Nov. 6 (UPI) -- Heavy rain, wind and possibly tornadoes will have a hand in the election Tuesday along the Mid-Atlantic and Northeast, forecasters said.
The National Oceanic and Atmospheric Administration's storm prediction center has issued a tornado watch for parts of east Tennessee, west North Carolina and north Georgia. Storms have already left a trail of damage in Tennessee, Alabama and Louisiana, including at least one confirmed tornado that damaged barns and outbuildings in Scottsboro, Ala.
One woman is dead in Christiana, Tenn. after a possible tornado caused a home to collapse. Two others were injured in a mobile home that rolled over in Christiana, south of Nashville. Two homes were hit early Tuesday in Estill Springs, northwest of Chattanooga. Officials said a fire truck was blown off the road amid the harsh weather.

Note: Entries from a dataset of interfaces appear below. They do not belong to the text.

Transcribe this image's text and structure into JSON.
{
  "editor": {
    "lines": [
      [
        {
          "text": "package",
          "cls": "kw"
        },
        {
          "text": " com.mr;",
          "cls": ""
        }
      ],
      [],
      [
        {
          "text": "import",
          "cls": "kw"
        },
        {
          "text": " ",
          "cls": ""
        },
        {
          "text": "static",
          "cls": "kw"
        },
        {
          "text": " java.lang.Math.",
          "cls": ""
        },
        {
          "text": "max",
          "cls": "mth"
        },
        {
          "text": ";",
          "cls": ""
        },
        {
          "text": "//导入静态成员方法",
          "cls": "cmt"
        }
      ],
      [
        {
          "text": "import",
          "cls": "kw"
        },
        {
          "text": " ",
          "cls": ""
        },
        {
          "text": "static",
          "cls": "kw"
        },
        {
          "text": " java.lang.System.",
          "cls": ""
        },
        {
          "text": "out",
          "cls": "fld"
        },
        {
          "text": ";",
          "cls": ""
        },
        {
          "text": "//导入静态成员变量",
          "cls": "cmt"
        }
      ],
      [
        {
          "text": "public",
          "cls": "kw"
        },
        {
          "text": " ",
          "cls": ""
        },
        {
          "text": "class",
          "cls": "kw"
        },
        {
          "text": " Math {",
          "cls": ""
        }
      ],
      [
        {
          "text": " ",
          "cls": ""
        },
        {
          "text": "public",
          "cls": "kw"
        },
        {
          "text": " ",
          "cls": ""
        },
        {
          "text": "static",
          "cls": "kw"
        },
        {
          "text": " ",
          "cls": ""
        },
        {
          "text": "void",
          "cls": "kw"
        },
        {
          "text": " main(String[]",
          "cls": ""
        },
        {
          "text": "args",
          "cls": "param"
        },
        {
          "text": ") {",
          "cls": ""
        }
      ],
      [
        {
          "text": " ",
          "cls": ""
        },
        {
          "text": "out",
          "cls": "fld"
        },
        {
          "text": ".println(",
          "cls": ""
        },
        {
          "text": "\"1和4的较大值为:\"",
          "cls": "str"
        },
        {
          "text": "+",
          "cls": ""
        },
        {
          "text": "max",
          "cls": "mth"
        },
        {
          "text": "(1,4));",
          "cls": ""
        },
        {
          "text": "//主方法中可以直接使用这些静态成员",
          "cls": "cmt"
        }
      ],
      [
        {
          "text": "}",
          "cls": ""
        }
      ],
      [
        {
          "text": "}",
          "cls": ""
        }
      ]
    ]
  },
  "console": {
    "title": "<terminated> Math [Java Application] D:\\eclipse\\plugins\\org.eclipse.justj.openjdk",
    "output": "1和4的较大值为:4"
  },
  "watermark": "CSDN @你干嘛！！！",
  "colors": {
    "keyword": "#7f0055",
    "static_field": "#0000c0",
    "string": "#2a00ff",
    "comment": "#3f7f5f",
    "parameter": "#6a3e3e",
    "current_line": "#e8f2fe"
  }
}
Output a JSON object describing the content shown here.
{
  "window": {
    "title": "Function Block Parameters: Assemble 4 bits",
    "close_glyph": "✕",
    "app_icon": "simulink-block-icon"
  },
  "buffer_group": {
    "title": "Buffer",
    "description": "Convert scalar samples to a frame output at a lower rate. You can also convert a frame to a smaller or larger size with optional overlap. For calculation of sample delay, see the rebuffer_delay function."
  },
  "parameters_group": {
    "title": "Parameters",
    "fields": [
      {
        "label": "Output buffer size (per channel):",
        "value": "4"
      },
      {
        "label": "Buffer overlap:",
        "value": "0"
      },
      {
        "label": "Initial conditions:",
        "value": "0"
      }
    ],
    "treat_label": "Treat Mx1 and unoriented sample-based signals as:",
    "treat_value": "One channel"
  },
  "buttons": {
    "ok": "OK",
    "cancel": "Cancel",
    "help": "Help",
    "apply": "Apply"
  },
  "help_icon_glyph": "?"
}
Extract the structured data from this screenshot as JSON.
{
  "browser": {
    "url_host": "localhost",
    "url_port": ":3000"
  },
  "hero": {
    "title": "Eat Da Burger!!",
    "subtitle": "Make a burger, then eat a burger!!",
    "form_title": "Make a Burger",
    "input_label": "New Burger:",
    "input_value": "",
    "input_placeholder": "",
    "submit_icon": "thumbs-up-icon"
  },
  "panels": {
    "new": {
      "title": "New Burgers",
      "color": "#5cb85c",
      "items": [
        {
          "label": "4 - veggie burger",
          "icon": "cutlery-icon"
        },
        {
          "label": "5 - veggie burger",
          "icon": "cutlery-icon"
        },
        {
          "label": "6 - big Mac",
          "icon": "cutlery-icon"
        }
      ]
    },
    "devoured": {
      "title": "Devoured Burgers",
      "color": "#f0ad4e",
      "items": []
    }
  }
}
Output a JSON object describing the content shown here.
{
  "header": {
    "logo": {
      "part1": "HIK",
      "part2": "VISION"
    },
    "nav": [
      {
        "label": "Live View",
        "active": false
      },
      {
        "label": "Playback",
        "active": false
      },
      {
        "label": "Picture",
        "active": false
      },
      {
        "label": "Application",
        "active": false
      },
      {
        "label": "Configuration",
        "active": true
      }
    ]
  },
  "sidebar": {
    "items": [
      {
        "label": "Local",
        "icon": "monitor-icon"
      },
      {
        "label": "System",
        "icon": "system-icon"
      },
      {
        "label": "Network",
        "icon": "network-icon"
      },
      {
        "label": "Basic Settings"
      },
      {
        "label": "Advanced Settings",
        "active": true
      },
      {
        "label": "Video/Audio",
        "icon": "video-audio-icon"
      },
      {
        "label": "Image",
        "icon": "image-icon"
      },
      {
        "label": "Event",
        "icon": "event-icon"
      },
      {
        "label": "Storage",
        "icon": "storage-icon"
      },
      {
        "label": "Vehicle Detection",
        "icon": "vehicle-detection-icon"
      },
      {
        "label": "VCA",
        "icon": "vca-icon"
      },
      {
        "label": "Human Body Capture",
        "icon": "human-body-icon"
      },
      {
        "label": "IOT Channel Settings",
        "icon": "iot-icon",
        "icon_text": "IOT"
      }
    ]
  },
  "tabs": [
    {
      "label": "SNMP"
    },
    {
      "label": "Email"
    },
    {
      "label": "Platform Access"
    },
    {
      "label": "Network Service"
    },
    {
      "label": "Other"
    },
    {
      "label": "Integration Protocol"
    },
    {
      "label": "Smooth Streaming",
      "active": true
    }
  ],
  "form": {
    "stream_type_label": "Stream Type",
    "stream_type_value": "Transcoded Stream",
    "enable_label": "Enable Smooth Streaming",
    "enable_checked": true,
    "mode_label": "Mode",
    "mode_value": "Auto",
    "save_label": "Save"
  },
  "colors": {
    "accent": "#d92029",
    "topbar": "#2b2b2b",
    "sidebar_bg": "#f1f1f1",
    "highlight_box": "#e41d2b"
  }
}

Forecasters said severe thunderstorms may continue into Tuesday evening from the eastern Carolinas to parts of south Georgia, Tennessee and Alabama.
"There's a risk along that line that a couple brief tornadoes could develop as they move through," National Weather Service Nashville Meteorologist Sam Herron told the Tennessean.
Tennessee will get another round of severe weather late Tuesday and early Wednesday
"Nighttime tornadoes are difficult to spot. People need to make sure they have somewhere to get news, weather radio, their phones, so they know what's happening. It will be late, when people are most likely sleeping," NWS Nashville meteorologist Faith Borden said.
The storms Tuesday could have a significant impact on voting in the affected areas, if they make it more difficult for voters to get to the polls.
The forecast in the Great Lakes and Northeast call for heavy rains and wind gusts up to 40 mph, especially in New York state and New England. In North Dakota, Michigan and Minnesota, rain could change over to snow, which is also possible in Montana and Wyoming.